**Work request**
Please return every line in the following data that includes the string "Middle".

**Data**

Start of Block

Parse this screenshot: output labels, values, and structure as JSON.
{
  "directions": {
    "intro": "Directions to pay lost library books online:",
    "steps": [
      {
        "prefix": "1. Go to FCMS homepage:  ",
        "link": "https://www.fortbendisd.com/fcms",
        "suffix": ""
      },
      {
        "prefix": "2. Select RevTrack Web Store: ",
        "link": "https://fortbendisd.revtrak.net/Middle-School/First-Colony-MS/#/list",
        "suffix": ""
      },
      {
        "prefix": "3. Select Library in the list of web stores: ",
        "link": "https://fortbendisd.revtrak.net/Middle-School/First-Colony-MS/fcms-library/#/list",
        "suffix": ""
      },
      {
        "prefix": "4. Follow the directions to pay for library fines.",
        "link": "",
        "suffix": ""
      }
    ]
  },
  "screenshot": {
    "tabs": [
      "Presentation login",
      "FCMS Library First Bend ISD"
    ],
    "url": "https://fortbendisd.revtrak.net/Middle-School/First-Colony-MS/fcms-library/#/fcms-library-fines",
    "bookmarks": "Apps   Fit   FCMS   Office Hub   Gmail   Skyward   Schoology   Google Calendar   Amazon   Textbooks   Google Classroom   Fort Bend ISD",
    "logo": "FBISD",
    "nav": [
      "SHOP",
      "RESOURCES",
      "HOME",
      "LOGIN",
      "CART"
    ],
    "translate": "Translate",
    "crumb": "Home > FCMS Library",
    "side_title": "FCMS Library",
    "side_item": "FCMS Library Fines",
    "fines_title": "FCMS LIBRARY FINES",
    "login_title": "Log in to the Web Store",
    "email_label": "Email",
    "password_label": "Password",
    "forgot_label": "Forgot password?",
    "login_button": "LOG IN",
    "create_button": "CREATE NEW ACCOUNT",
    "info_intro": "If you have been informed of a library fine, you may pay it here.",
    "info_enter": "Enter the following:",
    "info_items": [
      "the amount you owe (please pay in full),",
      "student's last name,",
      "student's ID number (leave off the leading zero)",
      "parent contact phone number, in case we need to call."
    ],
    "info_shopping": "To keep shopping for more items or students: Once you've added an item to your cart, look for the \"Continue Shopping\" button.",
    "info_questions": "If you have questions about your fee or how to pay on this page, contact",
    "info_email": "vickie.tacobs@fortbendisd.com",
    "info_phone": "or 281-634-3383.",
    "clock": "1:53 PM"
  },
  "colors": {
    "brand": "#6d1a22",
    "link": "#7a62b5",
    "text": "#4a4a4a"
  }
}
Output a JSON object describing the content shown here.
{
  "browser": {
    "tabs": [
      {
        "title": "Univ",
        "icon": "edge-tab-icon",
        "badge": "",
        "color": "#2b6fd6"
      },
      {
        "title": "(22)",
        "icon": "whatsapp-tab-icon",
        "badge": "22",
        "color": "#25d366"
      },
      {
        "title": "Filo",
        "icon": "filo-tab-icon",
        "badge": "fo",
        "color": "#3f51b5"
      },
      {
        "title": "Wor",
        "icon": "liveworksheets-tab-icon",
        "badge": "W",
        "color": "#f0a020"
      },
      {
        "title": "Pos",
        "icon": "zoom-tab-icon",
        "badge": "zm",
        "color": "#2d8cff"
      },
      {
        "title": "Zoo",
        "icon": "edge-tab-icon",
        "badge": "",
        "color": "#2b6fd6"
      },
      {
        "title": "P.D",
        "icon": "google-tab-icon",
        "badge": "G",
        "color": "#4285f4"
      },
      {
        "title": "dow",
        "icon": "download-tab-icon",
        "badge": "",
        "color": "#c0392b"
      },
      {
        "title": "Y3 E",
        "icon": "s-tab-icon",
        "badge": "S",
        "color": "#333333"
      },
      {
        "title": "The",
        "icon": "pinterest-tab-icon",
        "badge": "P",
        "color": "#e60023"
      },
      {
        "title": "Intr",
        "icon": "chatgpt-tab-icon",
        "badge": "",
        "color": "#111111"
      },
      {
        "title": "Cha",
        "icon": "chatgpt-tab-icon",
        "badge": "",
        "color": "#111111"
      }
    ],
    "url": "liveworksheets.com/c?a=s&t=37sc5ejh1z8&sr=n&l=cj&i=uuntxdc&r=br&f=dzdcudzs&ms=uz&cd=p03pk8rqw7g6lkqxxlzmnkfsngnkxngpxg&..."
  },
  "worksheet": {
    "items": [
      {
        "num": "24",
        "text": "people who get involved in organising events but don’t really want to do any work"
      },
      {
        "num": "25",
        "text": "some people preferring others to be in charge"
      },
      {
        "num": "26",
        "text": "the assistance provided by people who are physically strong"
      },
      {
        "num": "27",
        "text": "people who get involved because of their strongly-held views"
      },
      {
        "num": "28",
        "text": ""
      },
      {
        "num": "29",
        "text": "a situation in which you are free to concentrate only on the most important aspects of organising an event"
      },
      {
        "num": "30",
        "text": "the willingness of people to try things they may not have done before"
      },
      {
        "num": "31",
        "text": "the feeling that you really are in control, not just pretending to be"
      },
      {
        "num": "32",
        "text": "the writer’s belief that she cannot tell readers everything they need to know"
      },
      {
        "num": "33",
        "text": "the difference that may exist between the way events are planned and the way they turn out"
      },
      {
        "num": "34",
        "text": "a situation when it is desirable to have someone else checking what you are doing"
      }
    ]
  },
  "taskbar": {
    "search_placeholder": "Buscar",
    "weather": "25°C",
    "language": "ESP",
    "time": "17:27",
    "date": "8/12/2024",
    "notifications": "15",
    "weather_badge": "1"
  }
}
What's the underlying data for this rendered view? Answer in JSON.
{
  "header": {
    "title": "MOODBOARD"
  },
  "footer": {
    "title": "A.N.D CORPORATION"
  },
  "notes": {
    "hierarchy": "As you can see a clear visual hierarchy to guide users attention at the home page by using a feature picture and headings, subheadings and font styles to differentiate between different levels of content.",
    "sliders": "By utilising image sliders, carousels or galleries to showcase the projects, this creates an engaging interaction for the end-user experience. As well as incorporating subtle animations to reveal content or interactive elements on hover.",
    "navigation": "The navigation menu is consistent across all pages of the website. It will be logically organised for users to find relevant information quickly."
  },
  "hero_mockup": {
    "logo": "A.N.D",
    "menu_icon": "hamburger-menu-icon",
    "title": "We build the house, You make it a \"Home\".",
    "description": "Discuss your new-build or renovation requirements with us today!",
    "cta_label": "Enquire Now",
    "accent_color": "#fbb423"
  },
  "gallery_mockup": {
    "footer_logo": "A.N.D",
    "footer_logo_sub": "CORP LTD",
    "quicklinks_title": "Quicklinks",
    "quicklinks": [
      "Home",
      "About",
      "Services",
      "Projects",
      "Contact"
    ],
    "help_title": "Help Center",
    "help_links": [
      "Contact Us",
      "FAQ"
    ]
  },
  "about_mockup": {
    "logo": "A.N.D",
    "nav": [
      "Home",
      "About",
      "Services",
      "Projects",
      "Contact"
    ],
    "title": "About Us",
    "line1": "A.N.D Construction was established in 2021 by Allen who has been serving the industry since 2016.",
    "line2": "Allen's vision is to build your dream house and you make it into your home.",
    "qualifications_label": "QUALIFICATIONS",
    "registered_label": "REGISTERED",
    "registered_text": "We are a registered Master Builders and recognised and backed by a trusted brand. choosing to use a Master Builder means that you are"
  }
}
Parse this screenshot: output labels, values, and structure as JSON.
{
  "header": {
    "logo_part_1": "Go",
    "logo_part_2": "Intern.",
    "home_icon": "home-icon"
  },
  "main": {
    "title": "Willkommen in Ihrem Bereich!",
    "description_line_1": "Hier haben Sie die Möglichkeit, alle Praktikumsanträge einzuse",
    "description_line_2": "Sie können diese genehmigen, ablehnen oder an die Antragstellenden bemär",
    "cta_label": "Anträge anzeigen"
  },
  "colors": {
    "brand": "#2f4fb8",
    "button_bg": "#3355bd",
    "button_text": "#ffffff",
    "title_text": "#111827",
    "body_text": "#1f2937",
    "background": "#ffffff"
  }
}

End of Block

**Your response**
        "link": "https://fortbendisd.revtrak.net/Middle-School/First-Colony-MS/#/list",
        "link": "https://fortbendisd.revtrak.net/Middle-School/First-Colony-MS/fcms-library/#/list",
    "url": "https://fortbendisd.revtrak.net/Middle-School/First-Colony-MS/fcms-library/#/fcms-library-fines",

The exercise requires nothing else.